• _INSTRUCTIONS FOR THE TASK_
Each entry below should be printed exactly as given.

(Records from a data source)

* * *

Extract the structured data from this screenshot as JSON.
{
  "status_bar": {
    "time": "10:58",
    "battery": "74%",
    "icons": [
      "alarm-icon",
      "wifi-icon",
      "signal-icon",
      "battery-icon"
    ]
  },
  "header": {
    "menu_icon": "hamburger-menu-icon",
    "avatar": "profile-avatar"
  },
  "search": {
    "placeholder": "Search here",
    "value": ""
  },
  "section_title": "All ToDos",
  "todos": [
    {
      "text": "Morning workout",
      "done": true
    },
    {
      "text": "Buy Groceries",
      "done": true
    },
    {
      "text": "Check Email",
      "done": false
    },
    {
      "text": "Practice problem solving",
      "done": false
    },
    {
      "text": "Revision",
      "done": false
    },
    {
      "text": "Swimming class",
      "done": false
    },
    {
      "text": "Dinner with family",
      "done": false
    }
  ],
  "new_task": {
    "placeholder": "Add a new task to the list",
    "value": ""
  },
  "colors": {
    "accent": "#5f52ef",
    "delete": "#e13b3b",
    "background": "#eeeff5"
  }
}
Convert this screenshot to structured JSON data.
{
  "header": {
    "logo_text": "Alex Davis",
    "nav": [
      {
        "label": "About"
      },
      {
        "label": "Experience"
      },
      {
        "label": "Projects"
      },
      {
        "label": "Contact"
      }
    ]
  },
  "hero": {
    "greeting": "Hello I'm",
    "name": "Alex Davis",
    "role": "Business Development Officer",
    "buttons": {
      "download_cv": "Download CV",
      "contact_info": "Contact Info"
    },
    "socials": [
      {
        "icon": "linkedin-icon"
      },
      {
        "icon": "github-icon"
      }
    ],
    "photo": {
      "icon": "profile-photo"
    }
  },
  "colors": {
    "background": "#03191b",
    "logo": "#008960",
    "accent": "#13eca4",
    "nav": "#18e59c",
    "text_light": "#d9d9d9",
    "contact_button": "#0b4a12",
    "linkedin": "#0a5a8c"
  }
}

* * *

• _TASK SOLUTION_
Extract the structured data from this screenshot as JSON.
{
  "status_bar": {
    "time": "10:58",
    "battery": "74%",
    "icons": [
      "alarm-icon",
      "wifi-icon",
      "signal-icon",
      "battery-icon"
    ]
  },
  "header": {
    "menu_icon": "hamburger-menu-icon",
    "avatar": "profile-avatar"
  },
  "search": {
    "placeholder": "Search here",
    "value": ""
  },
  "section_title": "All ToDos",
  "todos": [
    {
      "text": "Morning workout",
      "done": true
    },
    {
      "text": "Buy Groceries",
      "done": true
    },
    {
      "text": "Check Email",
      "done": false
    },
    {
      "text": "Practice problem solving",
      "done": false
    },
    {
      "text": "Revision",
      "done": false
    },
    {
      "text": "Swimming class",
      "done": false
    },
    {
      "text": "Dinner with family",
      "done": false
    }
  ],
  "new_task": {
    "placeholder": "Add a new task to the list",
    "value": ""
  },
  "colors": {
    "accent": "#5f52ef",
    "delete": "#e13b3b",
    "background": "#eeeff5"
  }
}
Convert this screenshot to structured JSON data.
{
  "header": {
    "logo_text": "Alex Davis",
    "nav": [
      {
        "label": "About"
      },
      {
        "label": "Experience"
      },
      {
        "label": "Projects"
      },
      {
        "label": "Contact"
      }
    ]
  },
  "hero": {
    "greeting": "Hello I'm",
    "name": "Alex Davis",
    "role": "Business Development Officer",
    "buttons": {
      "download_cv": "Download CV",
      "contact_info": "Contact Info"
    },
    "socials": [
      {
        "icon": "linkedin-icon"
      },
      {
        "icon": "github-icon"
      }
    ],
    "photo": {
      "icon": "profile-photo"
    }
  },
  "colors": {
    "background": "#03191b",
    "logo": "#008960",
    "accent": "#13eca4",
    "nav": "#18e59c",
    "text_light": "#d9d9d9",
    "contact_button": "#0b4a12",
    "linkedin": "#0a5a8c"
  }
}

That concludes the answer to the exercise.